The Milbank Memorial Fund is an endowed operating foundation that publishes The Milbank Quarterly, commissions projects, and convenes state health policy decision makers on issues they identify as important to population health.
We focus on a number of topic areas identified by state health policy leaders as important to population health.
The Center for Evidence-based Policy at Oregon Health & Science University is a national leader in evidence-based decision making and policy design.
Keep up with news and updates from the Milbank Memorial Fund. Get the latest from thought leaders, including Christopher F. Koller, president of the Fund.
We publish The Milbank Quarterly, as well as reports, issues briefs, and case studies on topics important to population health.
June 2009 (Volume 87)
June 2009 | Kalipso Chalkidou, Sean Tunis, Ruth Lopert, Lise Rochaix, Peter T. Sawicki, Mona Nasser, Bertrand Xerri | Featured Article
Context: The discussion about improving the efficiency, quality, and long-term sustainability of the U.S. health care system is increasingly focusing on the need to provide better evidence for decision making through comparative effectiveness research (CER). In recent years, several other countries have established agencies to evaluate health technologies and broader management strategies to inform health care policy decisions. This article reviews experiences from Britain, France, Australia, and Germany.
Methods: This article draws on the experience of senior technical and administrative staff in setting up and running the CER entities studied. Besides reviewing the agencies’ websites, legal framework documents, and informal interviews with key stakeholders, this analysis was informed by a workshop bringing together U.S. and international experts.
Findings: This article builds a matrix of features identified from the international models studied that offer insights into near-term decisions about the location, design, and function of a U.S.-based CER entity.

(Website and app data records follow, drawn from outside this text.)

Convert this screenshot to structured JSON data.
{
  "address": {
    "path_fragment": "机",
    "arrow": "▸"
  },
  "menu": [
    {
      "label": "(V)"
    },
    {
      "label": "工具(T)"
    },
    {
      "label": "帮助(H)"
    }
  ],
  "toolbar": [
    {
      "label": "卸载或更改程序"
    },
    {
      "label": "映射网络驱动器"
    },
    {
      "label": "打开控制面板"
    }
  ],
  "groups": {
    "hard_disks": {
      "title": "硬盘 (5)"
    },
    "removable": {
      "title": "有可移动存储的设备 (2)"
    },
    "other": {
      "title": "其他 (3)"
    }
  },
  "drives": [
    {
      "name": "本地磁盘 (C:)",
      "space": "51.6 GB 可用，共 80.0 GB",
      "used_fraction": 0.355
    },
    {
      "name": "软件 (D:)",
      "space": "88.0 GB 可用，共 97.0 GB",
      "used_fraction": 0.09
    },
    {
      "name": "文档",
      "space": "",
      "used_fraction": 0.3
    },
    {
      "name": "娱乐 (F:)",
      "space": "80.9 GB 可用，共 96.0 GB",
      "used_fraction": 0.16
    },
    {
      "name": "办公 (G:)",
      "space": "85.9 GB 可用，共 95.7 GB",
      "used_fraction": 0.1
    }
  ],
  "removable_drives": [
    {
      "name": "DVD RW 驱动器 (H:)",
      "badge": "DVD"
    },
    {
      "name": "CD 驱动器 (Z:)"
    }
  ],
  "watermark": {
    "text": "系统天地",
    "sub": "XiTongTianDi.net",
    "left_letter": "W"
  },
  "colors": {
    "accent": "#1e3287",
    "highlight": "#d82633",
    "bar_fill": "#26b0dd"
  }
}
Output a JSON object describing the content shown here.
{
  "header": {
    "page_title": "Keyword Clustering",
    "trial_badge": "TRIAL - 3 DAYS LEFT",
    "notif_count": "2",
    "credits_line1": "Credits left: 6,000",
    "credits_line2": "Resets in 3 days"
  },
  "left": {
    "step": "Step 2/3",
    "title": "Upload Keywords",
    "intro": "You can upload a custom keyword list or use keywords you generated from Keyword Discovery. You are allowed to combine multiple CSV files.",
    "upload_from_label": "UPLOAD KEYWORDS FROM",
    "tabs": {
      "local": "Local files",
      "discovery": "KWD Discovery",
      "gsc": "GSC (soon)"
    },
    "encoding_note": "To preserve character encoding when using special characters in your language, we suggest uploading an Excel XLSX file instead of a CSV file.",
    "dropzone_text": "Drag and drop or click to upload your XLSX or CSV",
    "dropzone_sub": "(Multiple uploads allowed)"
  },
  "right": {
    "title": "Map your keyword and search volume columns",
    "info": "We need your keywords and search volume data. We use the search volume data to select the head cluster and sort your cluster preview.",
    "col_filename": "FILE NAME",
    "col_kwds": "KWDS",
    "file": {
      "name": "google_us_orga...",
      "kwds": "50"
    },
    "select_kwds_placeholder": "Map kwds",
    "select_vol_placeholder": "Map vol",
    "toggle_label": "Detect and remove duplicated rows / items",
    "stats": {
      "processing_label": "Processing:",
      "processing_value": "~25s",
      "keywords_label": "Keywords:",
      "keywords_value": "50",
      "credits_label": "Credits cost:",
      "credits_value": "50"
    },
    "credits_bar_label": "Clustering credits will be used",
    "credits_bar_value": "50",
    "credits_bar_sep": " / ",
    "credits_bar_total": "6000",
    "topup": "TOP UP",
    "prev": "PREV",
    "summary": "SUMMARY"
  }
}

While each country has developed a CER capacity unique to its health system, elements such as the inclusiveness of relevant stakeholders, transparency in operation, independence of the central government and other interests, and adaptability to a changing environment are prerequisites for these entities’ successful operation.
Conclusions: While the CER entities evolved separately and have different responsibilities, they have adopted a set of core structural, technical, and procedural principles, including mechanisms for engaging with stakeholders, governance and oversight arrangements, and explicit methodologies for analyzing evidence, to ensure a high-quality product that is relevant to their system.
Author(s): Kalipso Chalkidou; Sean Tunis; Ruth Lopert; Lise Rochaix; Peter T. Sawicki; Mona Nasser; Bertrand Xerri
Keywords: health reform; comparative effectiveness research
Download the study
Read on Wiley Online Library
Read on JSTOR
Volume 87, Issue 2 (pages 339–367)
Published in 2009
Toward a Transdisciplinary Model of Evidence-based Practice
In This Issue